A Broken Obsession
In her recent post on Her-Meneutics, Megan Hill discusses “The Very Worst Trend Ever.” And, no, it’s not using the term YOLO or naming your children after fruit or even wearing leggings as pants. Hill thinks the worst trend in the Christian community right now is non-stop talk about how we are broken. Hill is a mom, so she noted how many mommy bloggers out there have recently made a point of talking about how “awful” they are because their kids eat processed food or aren’t reading Shakespeare by age 3. She points out that much of these admissions by moms come as a backlash against a culture that presents a perfect image to others. Moms have decided to get real and be honest with their flaws. But, Hill believes that although some of these anecdotes are funny or light-hearted, there are some theological implications. Hill says that in this backlash against perfection, Christian culture has become a bit obsessed with the idea of brokenness. While she applauds the recognition that we are broken and fail before a holy God, she worries that we can tend to trivialize actual sin.

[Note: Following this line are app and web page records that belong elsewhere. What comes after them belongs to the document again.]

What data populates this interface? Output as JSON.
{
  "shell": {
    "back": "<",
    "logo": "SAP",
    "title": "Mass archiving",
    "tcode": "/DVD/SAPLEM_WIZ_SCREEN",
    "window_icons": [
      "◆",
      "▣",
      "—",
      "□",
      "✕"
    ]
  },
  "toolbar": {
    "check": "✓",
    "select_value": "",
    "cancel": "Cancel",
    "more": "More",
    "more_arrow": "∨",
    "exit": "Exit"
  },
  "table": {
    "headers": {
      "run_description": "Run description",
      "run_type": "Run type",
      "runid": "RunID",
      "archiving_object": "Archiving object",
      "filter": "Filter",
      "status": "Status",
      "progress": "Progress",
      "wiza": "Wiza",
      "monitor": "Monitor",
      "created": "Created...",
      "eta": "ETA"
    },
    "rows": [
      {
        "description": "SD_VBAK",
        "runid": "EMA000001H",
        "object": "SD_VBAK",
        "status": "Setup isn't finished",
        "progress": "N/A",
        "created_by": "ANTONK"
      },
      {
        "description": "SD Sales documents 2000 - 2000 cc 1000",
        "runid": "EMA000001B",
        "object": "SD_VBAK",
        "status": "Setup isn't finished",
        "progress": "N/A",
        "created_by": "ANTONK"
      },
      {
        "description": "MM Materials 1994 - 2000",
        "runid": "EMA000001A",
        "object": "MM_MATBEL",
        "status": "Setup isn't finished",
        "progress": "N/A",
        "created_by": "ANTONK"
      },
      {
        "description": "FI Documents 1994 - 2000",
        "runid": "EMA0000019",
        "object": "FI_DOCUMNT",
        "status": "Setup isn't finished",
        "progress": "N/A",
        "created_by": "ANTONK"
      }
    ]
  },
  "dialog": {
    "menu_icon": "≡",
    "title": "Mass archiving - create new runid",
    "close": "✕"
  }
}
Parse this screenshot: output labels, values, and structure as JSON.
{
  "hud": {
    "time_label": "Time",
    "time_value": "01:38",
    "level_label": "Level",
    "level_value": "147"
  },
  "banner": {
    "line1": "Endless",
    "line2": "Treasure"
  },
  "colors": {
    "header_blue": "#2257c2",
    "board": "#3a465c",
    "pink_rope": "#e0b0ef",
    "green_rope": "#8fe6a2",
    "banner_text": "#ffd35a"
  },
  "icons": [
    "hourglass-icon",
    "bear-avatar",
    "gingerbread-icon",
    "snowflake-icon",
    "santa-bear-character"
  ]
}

“But these online confessions tend to underestimate sin. We read about spilled milk and overflowing laundry baskets and call it brokenness. We applaud the authors for being messy and raw. But sin is serious, and such posts can blur our understanding of what failure actually is.”
I am not a mother, so I really don’t have any insight into mommy blogs (although from what I hear, a lot of moms do feel cultural pressure to be “perfect.”) Also, Hill might consider me guilty of feeding into the worst trend ever, because if you’ve ever read my personal blog, you’ll know that self-deprecating humor is my specialty. However, where Hill’s post resonated with me is when she began talking about how dwelling in whatever brokenness we may have experienced does something to deny the redemption that Christ brings through His blood.
All of us are tempted. All of us fail. All of us are broken in one way or another. But I don’t think we should dwell there. I’ve noticed this trend a lot the past few years. We talk about where we fail or how we’ve been hurt. And sometimes I think this is cathartic. Instead of dwelling in shame or covering things up, which the “perfect” Christian world probably painfully encouraged for a long time, people have started to share truthfully and honestly. I think this is a good thing. But as we share our struggles and failures, we can also rejoice in the fact that God has given us His Holy Spirit to counsel us and lead us toward truth and an actively obedient faith. Because in spite of what we’ve done, He is making all things new. So what I was grateful for in Hill’s post was the reminder that because of God’s grace, we can move forward.
“Grace covers. And it covers again and again. Thanks be to God. But if we stop there, as so many writers do, we are only telling half of the story. Titus 2:11-13 says, ‘For the grace of God has appeared, bringing salvation for all people, training us to renounce ungodliness and worldly passions, and to live self-controlled, upright and godly lives in the present age.’
“Grace covers my sin, and then it pushes me to be more like Christ.
“As Pastor Harry Reeder said, ‘Brokenness is never an objective in the Christian life.’ Instead, because of God’s grace—and never apart from it—we press on toward holiness (Phil. 3:12-16). Receiving grace for my failures also includes Christ’s help to turn from sin and embrace new obedience.”
We are broken. And some have experienced deeper or more painful brokenness than others — sometimes through no fault of their own. But what is so beautiful about the story of the Scripture is that God is bringing all of creation back to Eden. One day, He will return and all will be as it once was. That day has not yet come. But through the incarnation — through Jesus’ death and resurrection — the process has begun. God reconciles us to himself and invites us to share His Gospel, His restoration with the rest of the world. He wants to heal our brokenness so that we can live for Him in truth, obedience, justice and love. The brokenness is not where it ends. It is not where we sit. As we accept God’s grace, we recognize that He has called His people to a standard so that we can represent Him to the rest of the world. We move from being broken to being restored.
About the Author
Denise Morris Snyder is a mom, wife and part-time discipleship pastor at CrossRoads Church in Red Deer, Alberta, Canada. She previously worked as an editor for Focus on the Family and a writer for David C Cook. She has her Master’s in Old Testament Biblical Studies from Denver Seminary.